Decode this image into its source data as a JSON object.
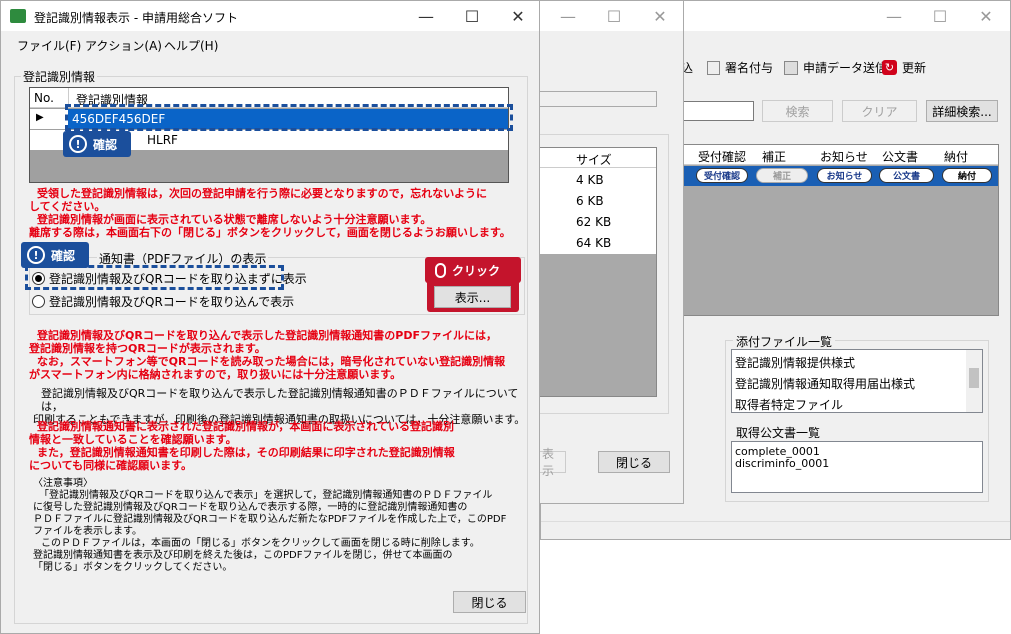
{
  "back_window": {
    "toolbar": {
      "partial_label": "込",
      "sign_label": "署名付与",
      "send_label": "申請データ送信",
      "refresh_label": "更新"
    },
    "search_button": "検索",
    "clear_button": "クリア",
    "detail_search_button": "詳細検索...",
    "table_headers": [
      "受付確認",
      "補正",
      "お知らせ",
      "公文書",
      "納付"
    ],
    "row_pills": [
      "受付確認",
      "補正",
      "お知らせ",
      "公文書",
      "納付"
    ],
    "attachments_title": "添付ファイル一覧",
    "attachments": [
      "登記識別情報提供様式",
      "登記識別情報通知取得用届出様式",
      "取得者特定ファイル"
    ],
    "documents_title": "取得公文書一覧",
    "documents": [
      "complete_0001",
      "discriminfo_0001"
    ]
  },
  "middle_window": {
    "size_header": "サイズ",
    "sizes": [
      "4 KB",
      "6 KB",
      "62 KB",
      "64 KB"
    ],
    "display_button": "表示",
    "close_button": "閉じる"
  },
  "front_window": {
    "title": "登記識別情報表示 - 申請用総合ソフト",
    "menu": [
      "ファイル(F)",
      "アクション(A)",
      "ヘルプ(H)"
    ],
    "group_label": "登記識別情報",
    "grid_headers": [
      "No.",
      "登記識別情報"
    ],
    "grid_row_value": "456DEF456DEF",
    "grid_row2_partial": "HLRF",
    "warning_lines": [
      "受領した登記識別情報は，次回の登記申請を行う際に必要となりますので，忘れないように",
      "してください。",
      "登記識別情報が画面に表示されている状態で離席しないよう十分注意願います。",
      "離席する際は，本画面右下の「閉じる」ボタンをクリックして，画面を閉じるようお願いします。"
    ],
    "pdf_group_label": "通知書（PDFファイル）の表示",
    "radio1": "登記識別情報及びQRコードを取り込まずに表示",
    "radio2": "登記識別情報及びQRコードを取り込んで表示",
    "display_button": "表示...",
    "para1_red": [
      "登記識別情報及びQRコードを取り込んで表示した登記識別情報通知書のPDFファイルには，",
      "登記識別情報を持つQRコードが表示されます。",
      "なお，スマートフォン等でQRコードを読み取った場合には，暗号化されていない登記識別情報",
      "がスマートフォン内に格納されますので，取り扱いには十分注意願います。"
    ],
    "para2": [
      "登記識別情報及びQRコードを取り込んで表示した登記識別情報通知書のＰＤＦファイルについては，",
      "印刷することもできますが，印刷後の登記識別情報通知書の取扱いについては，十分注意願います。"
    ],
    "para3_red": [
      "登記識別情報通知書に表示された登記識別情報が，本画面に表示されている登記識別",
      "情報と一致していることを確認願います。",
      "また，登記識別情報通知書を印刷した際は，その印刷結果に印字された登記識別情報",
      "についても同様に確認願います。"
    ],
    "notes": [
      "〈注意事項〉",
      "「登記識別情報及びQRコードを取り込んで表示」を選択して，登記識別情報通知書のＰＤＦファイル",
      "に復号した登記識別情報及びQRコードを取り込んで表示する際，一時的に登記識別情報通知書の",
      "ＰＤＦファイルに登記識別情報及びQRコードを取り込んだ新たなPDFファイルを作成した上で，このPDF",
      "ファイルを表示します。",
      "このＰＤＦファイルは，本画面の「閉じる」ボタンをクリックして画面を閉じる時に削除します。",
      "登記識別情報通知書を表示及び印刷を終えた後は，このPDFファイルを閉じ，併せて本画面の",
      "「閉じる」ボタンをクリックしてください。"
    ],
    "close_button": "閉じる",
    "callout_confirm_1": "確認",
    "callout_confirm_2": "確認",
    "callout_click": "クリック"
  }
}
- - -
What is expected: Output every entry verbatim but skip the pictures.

Answer to this exercise:
Decode this image into its source data as a JSON object.
{
  "back_window": {
    "toolbar": {
      "partial_label": "込",
      "sign_label": "署名付与",
      "send_label": "申請データ送信",
      "refresh_label": "更新"
    },
    "search_button": "検索",
    "clear_button": "クリア",
    "detail_search_button": "詳細検索...",
    "table_headers": [
      "受付確認",
      "補正",
      "お知らせ",
      "公文書",
      "納付"
    ],
    "row_pills": [
      "受付確認",
      "補正",
      "お知らせ",
      "公文書",
      "納付"
    ],
    "attachments_title": "添付ファイル一覧",
    "attachments": [
      "登記識別情報提供様式",
      "登記識別情報通知取得用届出様式",
      "取得者特定ファイル"
    ],
    "documents_title": "取得公文書一覧",
    "documents": [
      "complete_0001",
      "discriminfo_0001"
    ]
  },
  "middle_window": {
    "size_header": "サイズ",
    "sizes": [
      "4 KB",
      "6 KB",
      "62 KB",
      "64 KB"
    ],
    "display_button": "表示",
    "close_button": "閉じる"
  },
  "front_window": {
    "title": "登記識別情報表示 - 申請用総合ソフト",
    "menu": [
      "ファイル(F)",
      "アクション(A)",
      "ヘルプ(H)"
    ],
    "group_label": "登記識別情報",
    "grid_headers": [
      "No.",
      "登記識別情報"
    ],
    "grid_row_value": "456DEF456DEF",
    "grid_row2_partial": "HLRF",
    "warning_lines": [
      "受領した登記識別情報は，次回の登記申請を行う際に必要となりますので，忘れないように",
      "してください。",
      "登記識別情報が画面に表示されている状態で離席しないよう十分注意願います。",
      "離席する際は，本画面右下の「閉じる」ボタンをクリックして，画面を閉じるようお願いします。"
    ],
    "pdf_group_label": "通知書（PDFファイル）の表示",
    "radio1": "登記識別情報及びQRコードを取り込まずに表示",
    "radio2": "登記識別情報及びQRコードを取り込んで表示",
    "display_button": "表示...",
    "para1_red": [
      "登記識別情報及びQRコードを取り込んで表示した登記識別情報通知書のPDFファイルには，",
      "登記識別情報を持つQRコードが表示されます。",
      "なお，スマートフォン等でQRコードを読み取った場合には，暗号化されていない登記識別情報",
      "がスマートフォン内に格納されますので，取り扱いには十分注意願います。"
    ],
    "para2": [
      "登記識別情報及びQRコードを取り込んで表示した登記識別情報通知書のＰＤＦファイルについては，",
      "印刷することもできますが，印刷後の登記識別情報通知書の取扱いについては，十分注意願います。"
    ],
    "para3_red": [
      "登記識別情報通知書に表示された登記識別情報が，本画面に表示されている登記識別",
      "情報と一致していることを確認願います。",
      "また，登記識別情報通知書を印刷した際は，その印刷結果に印字された登記識別情報",
      "についても同様に確認願います。"
    ],
    "notes": [
      "〈注意事項〉",
      "「登記識別情報及びQRコードを取り込んで表示」を選択して，登記識別情報通知書のＰＤＦファイル",
      "に復号した登記識別情報及びQRコードを取り込んで表示する際，一時的に登記識別情報通知書の",
      "ＰＤＦファイルに登記識別情報及びQRコードを取り込んだ新たなPDFファイルを作成した上で，このPDF",
      "ファイルを表示します。",
      "このＰＤＦファイルは，本画面の「閉じる」ボタンをクリックして画面を閉じる時に削除します。",
      "登記識別情報通知書を表示及び印刷を終えた後は，このPDFファイルを閉じ，併せて本画面の",
      "「閉じる」ボタンをクリックしてください。"
    ],
    "close_button": "閉じる",
    "callout_confirm_1": "確認",
    "callout_confirm_2": "確認",
    "callout_click": "クリック"
  }
}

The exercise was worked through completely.